All of the President’s officers in Zamboanga say he did not consult them. Neither did these officials assert themselves. The report posits that had information been shared during those crucial hours, rescue could have been hastened and lives saved.
As the Commander-in-Chief of all armed forces of the Philippines, the President exercises supreme operational command of the nation’s military forces. The President also controls all the executive departments, bureaus, and offices. He wields the awesome powers of government, and has its vast resources at his disposal. The President’s decision not to use these resources at that instance, must be explained by him. The President is ultimately responsible for the outcome of the mission.
The President has described critics as war-mongers and presented himself as the nation’s chief peace maker. The Senate report lauds his efforts to salvage the Bangsamoro Law needed to complete the peace process with the Moro Islamic Liberation Front. Yet it calls to question the worthiness of the MILF as peace partners and minces no words about the massacre, the deliberate finishing off of wounded and helpless SAF.
The latter is an issue quite apart of Mr. Aquino’s failure, as chief architect of the current peace process, to factor in existing ceasefire mechanisms and agreements between his government and the MILF. The BOI emphasises this point.

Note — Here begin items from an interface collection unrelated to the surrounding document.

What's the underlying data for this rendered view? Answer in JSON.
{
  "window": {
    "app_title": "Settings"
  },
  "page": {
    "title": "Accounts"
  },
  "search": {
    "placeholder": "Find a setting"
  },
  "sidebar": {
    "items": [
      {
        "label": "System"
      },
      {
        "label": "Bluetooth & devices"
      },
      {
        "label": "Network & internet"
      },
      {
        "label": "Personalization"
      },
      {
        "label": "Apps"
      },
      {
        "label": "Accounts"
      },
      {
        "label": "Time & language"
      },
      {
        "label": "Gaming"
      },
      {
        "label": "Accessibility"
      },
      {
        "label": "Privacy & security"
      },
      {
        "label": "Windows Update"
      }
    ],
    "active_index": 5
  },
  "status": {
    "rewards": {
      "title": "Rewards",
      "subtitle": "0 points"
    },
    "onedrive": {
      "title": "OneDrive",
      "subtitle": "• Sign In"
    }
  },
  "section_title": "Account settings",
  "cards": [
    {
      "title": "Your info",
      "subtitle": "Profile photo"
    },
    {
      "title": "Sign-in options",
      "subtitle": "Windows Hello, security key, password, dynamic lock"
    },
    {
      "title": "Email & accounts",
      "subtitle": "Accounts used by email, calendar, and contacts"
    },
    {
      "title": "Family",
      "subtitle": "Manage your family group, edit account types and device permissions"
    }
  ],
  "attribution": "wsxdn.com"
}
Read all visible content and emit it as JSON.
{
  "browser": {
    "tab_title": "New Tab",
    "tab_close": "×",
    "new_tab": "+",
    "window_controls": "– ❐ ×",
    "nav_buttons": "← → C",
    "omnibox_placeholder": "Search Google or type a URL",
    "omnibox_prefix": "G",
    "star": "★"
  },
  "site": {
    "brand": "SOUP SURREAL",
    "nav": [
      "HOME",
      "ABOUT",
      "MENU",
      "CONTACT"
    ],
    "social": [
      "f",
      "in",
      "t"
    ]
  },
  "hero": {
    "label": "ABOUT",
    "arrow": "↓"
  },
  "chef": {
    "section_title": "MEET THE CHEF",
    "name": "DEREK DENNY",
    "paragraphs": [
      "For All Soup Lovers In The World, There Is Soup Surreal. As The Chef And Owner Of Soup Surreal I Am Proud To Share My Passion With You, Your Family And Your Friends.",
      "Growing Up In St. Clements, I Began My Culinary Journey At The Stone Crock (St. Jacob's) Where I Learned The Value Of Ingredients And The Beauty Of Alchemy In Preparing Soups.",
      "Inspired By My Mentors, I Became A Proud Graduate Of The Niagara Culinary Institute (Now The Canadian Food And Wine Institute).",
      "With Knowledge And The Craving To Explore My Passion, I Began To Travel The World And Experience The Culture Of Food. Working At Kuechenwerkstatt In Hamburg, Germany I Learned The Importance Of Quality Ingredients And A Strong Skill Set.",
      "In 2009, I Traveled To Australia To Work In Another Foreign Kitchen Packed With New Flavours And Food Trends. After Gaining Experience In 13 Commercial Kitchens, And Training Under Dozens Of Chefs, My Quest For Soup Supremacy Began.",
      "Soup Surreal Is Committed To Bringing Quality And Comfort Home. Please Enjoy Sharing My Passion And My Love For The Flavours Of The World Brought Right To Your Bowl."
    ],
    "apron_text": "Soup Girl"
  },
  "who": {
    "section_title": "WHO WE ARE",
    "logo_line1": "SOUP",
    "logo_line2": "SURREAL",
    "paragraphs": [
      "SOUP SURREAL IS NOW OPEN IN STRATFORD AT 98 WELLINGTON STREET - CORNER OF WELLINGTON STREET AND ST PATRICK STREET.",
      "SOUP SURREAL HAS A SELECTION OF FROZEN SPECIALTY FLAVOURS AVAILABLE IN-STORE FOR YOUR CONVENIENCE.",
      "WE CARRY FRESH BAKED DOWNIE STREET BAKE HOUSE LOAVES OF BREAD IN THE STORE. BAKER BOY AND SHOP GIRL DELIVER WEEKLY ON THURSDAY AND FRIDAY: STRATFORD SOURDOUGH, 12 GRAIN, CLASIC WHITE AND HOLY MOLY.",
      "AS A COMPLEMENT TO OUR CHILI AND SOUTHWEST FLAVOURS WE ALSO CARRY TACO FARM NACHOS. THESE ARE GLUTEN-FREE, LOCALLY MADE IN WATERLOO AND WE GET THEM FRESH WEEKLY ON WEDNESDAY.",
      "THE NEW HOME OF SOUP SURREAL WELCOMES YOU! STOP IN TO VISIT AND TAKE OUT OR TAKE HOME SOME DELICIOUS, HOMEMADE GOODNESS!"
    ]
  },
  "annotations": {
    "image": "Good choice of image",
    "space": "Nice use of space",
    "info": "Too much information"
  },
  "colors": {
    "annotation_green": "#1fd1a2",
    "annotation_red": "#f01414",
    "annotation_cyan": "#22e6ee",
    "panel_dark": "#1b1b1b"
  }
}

As a result, military officials — who are sworn to follow protocols imposed on them — were made the fall guys in the failure to rescue the SAF.
Command responsibility. The coddling of a friend facing grave charges of corruption. The wilful refusal to consult other security officials even during a crisis. The green lighting of an operation where the Americans played such a key role that they dared order military rescuers.
As the nation grieved for the fallen cops, the fallen rebels, the slain civilians, Mr. Aquino and his aides tried their best to keep the lid on these ugly truths.
The pus has bubbled over, spreading an ugly yellow stain on hopes for peace in Mindanao. The avalanche of poison from festering wounds threaten to swamp Mr. Aquino. And he has only himself to blame.